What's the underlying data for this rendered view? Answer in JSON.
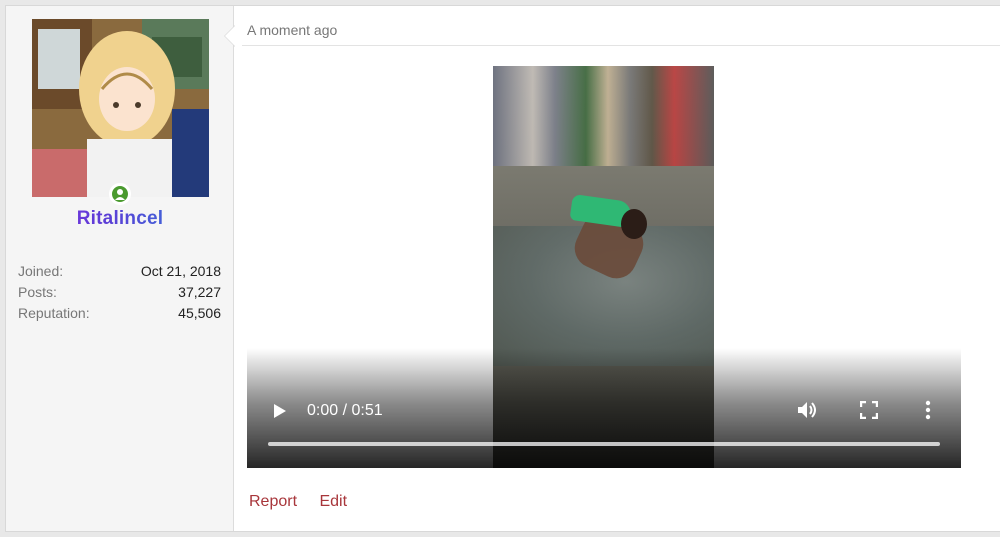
{
  "post": {
    "timestamp": "A moment ago",
    "author": {
      "username": "Ritalincel",
      "online": true,
      "stats": [
        {
          "label": "Joined:",
          "value": "Oct 21, 2018"
        },
        {
          "label": "Posts:",
          "value": "37,227"
        },
        {
          "label": "Reputation:",
          "value": "45,506"
        }
      ]
    },
    "video": {
      "time_display": "0:00 / 0:51",
      "current_time": "0:00",
      "duration": "0:51",
      "progress_fraction": 0.0
    },
    "actions": {
      "report_label": "Report",
      "edit_label": "Edit"
    }
  },
  "colors": {
    "action_link": "#a8363b",
    "online_indicator": "#4a9a2f",
    "username_gradient_start": "#8a2be2",
    "username_gradient_end": "#2fb6b0"
  },
  "icons": {
    "play": "play-icon",
    "volume": "volume-icon",
    "fullscreen": "fullscreen-icon",
    "more": "more-vertical-icon",
    "online": "user-online-icon"
  }
}
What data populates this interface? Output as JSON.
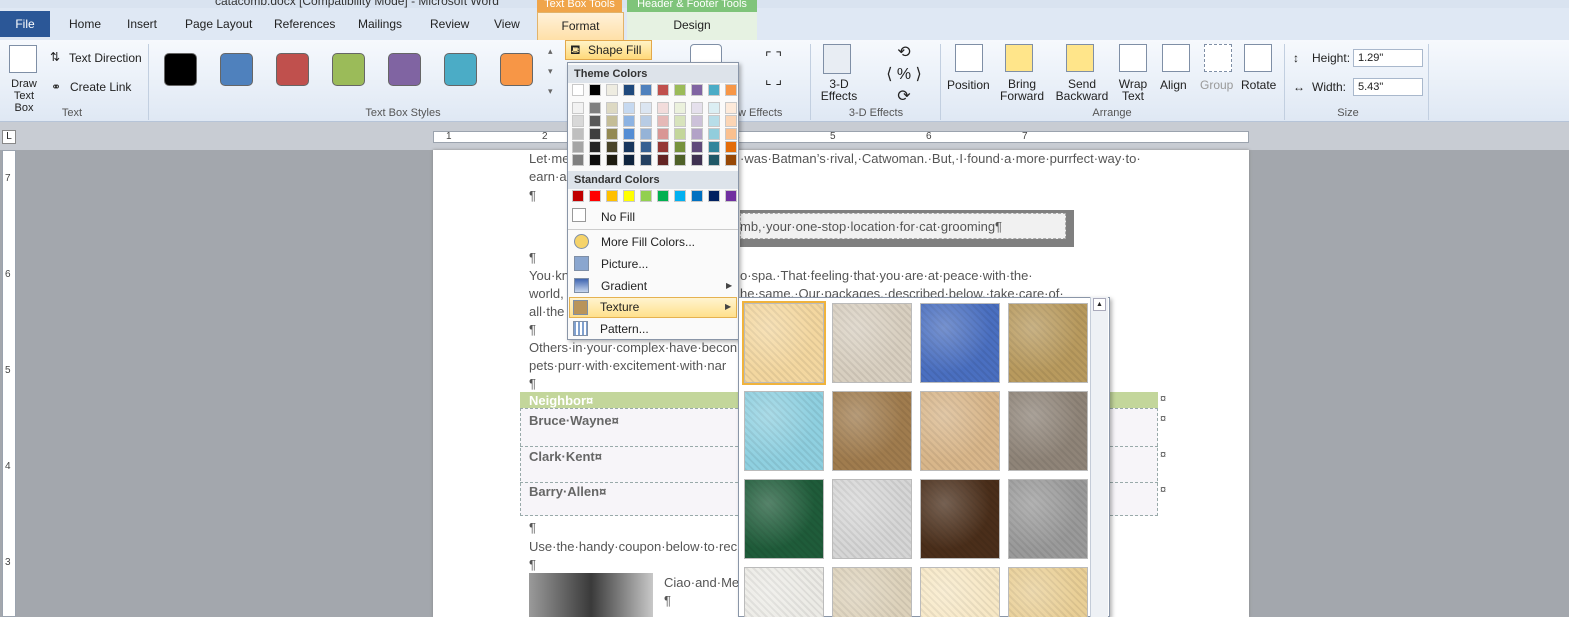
{
  "window": {
    "title": "catacomb.docx [Compatibility Mode] - Microsoft Word"
  },
  "tabs": [
    "File",
    "Home",
    "Insert",
    "Page Layout",
    "References",
    "Mailings",
    "Review",
    "View",
    "Format",
    "Design"
  ],
  "context_tabs": {
    "text_box_tools": "Text Box Tools",
    "header_footer_tools": "Header & Footer Tools"
  },
  "ribbon": {
    "text_group": {
      "draw_text_box": "Draw Text Box",
      "text_direction": "Text Direction",
      "create_link": "Create Link",
      "label": "Text"
    },
    "text_box_styles": {
      "label": "Text Box Styles",
      "swatches": [
        "#000000",
        "#4f81bd",
        "#c0504d",
        "#9bbb59",
        "#8064a2",
        "#4bacc6",
        "#f79646"
      ]
    },
    "shape_fill": "Shape Fill",
    "shadow_effects_label": "w Effects",
    "three_d": {
      "button": "3-D Effects",
      "label": "3-D Effects"
    },
    "arrange": {
      "position": "Position",
      "bring_forward": "Bring Forward",
      "send_backward": "Send Backward",
      "wrap_text": "Wrap Text",
      "align": "Align",
      "group": "Group",
      "rotate": "Rotate",
      "label": "Arrange"
    },
    "size": {
      "height_label": "Height:",
      "height_value": "1.29\"",
      "width_label": "Width:",
      "width_value": "5.43\"",
      "label": "Size"
    }
  },
  "ruler": {
    "h_numbers": [
      "1",
      "2",
      "3",
      "4",
      "5",
      "6",
      "7"
    ],
    "v_numbers": [
      "7",
      "6",
      "5",
      "4",
      "3"
    ]
  },
  "document": {
    "line1a": "Let·me",
    "line1b": "·was·Batman’s·rival,·Catwoman.·But,·I·found·a·more·purrfect·way·to·",
    "line2": "earn·a",
    "pilcrow": "¶",
    "banner": "mb,·your·one-stop·location·for·cat·grooming¶",
    "p2a": "You·kn",
    "p2b": "o·spa.·That·feeling·that·you·are·at·peace·with·the·",
    "p3a": "world,",
    "p3b": "he·same.·Our·packages,·described·below,·take·care·of·",
    "p4a": "all·the",
    "p5a": "Others·in·your·complex·have·becon",
    "p6a": "pets·purr·with·excitement·with·nar",
    "table_header": "Neighbor¤",
    "rows": [
      "Bruce·Wayne¤",
      "Clark·Kent¤",
      "Barry·Allen¤"
    ],
    "cell_mark": "¤",
    "coupon_line": "Use·the·handy·coupon·below·to·rec",
    "signoff": "Ciao·and·Me"
  },
  "fill_menu": {
    "theme_colors_label": "Theme Colors",
    "theme_top": [
      "#ffffff",
      "#000000",
      "#eeece1",
      "#1f497d",
      "#4f81bd",
      "#c0504d",
      "#9bbb59",
      "#8064a2",
      "#4bacc6",
      "#f79646"
    ],
    "theme_shades": [
      [
        "#f2f2f2",
        "#7f7f7f",
        "#ddd9c3",
        "#c6d9f0",
        "#dbe5f1",
        "#f2dcdb",
        "#ebf1dd",
        "#e5e0ec",
        "#dbeef3",
        "#fdeada"
      ],
      [
        "#d8d8d8",
        "#595959",
        "#c4bd97",
        "#8db3e2",
        "#b8cce4",
        "#e5b9b7",
        "#d7e3bc",
        "#ccc1d9",
        "#b7dde8",
        "#fbd5b5"
      ],
      [
        "#bfbfbf",
        "#3f3f3f",
        "#938953",
        "#548dd4",
        "#95b3d7",
        "#d99694",
        "#c3d69b",
        "#b2a2c7",
        "#92cddc",
        "#fac08f"
      ],
      [
        "#a5a5a5",
        "#262626",
        "#494429",
        "#17365d",
        "#366092",
        "#953734",
        "#76923c",
        "#5f497a",
        "#31859b",
        "#e36c09"
      ],
      [
        "#7f7f7f",
        "#0c0c0c",
        "#1d1b10",
        "#0f243e",
        "#244061",
        "#632423",
        "#4f6128",
        "#3f3151",
        "#205867",
        "#974806"
      ]
    ],
    "standard_colors_label": "Standard Colors",
    "standard": [
      "#c00000",
      "#ff0000",
      "#ffc000",
      "#ffff00",
      "#92d050",
      "#00b050",
      "#00b0f0",
      "#0070c0",
      "#002060",
      "#7030a0"
    ],
    "no_fill": "No Fill",
    "more_fill_colors": "More Fill Colors...",
    "picture": "Picture...",
    "gradient": "Gradient",
    "texture": "Texture",
    "pattern": "Pattern..."
  },
  "textures": [
    {
      "name": "papyrus",
      "color": "#f3d7a0"
    },
    {
      "name": "canvas",
      "color": "#d8cfc0"
    },
    {
      "name": "denim",
      "color": "#4a6fc0"
    },
    {
      "name": "woven-mat",
      "color": "#b89a5e"
    },
    {
      "name": "water-droplets",
      "color": "#8fd0e0"
    },
    {
      "name": "paper-bag",
      "color": "#a07c4e"
    },
    {
      "name": "fish-fossil",
      "color": "#d8b68a"
    },
    {
      "name": "sand",
      "color": "#8f8478"
    },
    {
      "name": "green-marble",
      "color": "#1f5c3a"
    },
    {
      "name": "white-marble",
      "color": "#d6d6d6"
    },
    {
      "name": "brown-marble",
      "color": "#4a2e1a"
    },
    {
      "name": "granite",
      "color": "#9a9a9a"
    },
    {
      "name": "newsprint",
      "color": "#ecebe6"
    },
    {
      "name": "recycled-paper",
      "color": "#ddd2bb"
    },
    {
      "name": "parchment",
      "color": "#f7e8c6"
    },
    {
      "name": "stationery",
      "color": "#e9cf96"
    }
  ]
}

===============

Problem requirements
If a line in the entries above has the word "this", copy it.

Result of the exercise
What's the underlying data for this rendered view? Answer in JSON.
What data populates this interface? Output as JSON.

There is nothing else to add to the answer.